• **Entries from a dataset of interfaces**
[Start of section]

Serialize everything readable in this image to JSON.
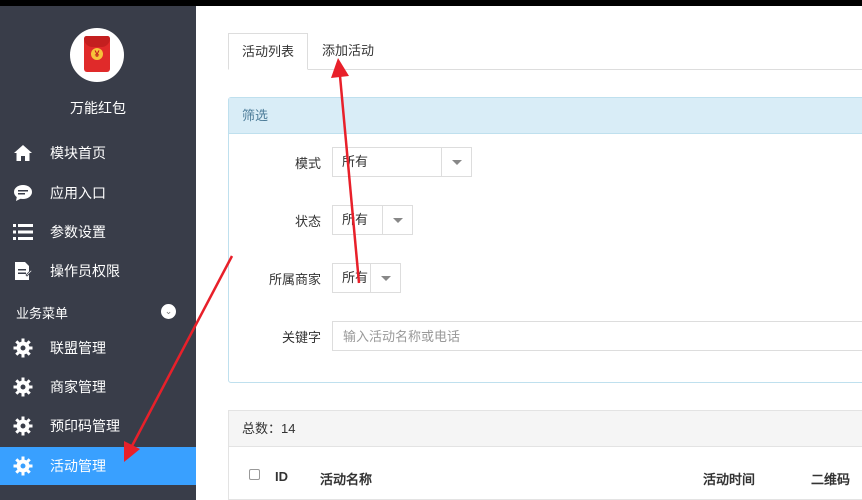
{
  "sidebar": {
    "app_name": "万能红包",
    "logo_icon": "red-envelope-icon",
    "items": [
      {
        "label": "模块首页",
        "icon": "home-icon"
      },
      {
        "label": "应用入口",
        "icon": "chat-icon"
      },
      {
        "label": "参数设置",
        "icon": "list-icon"
      },
      {
        "label": "操作员权限",
        "icon": "document-edit-icon"
      }
    ],
    "section_label": "业务菜单",
    "business_items": [
      {
        "label": "联盟管理",
        "icon": "gear-icon"
      },
      {
        "label": "商家管理",
        "icon": "gear-icon"
      },
      {
        "label": "预印码管理",
        "icon": "gear-icon"
      },
      {
        "label": "活动管理",
        "icon": "gear-icon",
        "active": true
      }
    ],
    "active_color": "#39a0ff",
    "bg_color": "#393d49"
  },
  "tabs": [
    {
      "label": "活动列表",
      "active": true
    },
    {
      "label": "添加活动",
      "active": false
    }
  ],
  "filter": {
    "title": "筛选",
    "mode_label": "模式",
    "mode_value": "所有",
    "status_label": "状态",
    "status_value": "所有",
    "merchant_label": "所属商家",
    "merchant_value": "所有",
    "keyword_label": "关键字",
    "keyword_placeholder": "输入活动名称或电话"
  },
  "table": {
    "total_text": "总数：14",
    "columns": [
      "ID",
      "活动名称",
      "活动时间",
      "二维码"
    ]
  },
  "annotation_color": "#e8202a"
}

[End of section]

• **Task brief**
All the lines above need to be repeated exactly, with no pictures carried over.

• **Answer**
Serialize everything readable in this image to JSON.
{
  "sidebar": {
    "app_name": "万能红包",
    "logo_icon": "red-envelope-icon",
    "items": [
      {
        "label": "模块首页",
        "icon": "home-icon"
      },
      {
        "label": "应用入口",
        "icon": "chat-icon"
      },
      {
        "label": "参数设置",
        "icon": "list-icon"
      },
      {
        "label": "操作员权限",
        "icon": "document-edit-icon"
      }
    ],
    "section_label": "业务菜单",
    "business_items": [
      {
        "label": "联盟管理",
        "icon": "gear-icon"
      },
      {
        "label": "商家管理",
        "icon": "gear-icon"
      },
      {
        "label": "预印码管理",
        "icon": "gear-icon"
      },
      {
        "label": "活动管理",
        "icon": "gear-icon",
        "active": true
      }
    ],
    "active_color": "#39a0ff",
    "bg_color": "#393d49"
  },
  "tabs": [
    {
      "label": "活动列表",
      "active": true
    },
    {
      "label": "添加活动",
      "active": false
    }
  ],
  "filter": {
    "title": "筛选",
    "mode_label": "模式",
    "mode_value": "所有",
    "status_label": "状态",
    "status_value": "所有",
    "merchant_label": "所属商家",
    "merchant_value": "所有",
    "keyword_label": "关键字",
    "keyword_placeholder": "输入活动名称或电话"
  },
  "table": {
    "total_text": "总数：14",
    "columns": [
      "ID",
      "活动名称",
      "活动时间",
      "二维码"
    ]
  },
  "annotation_color": "#e8202a"
}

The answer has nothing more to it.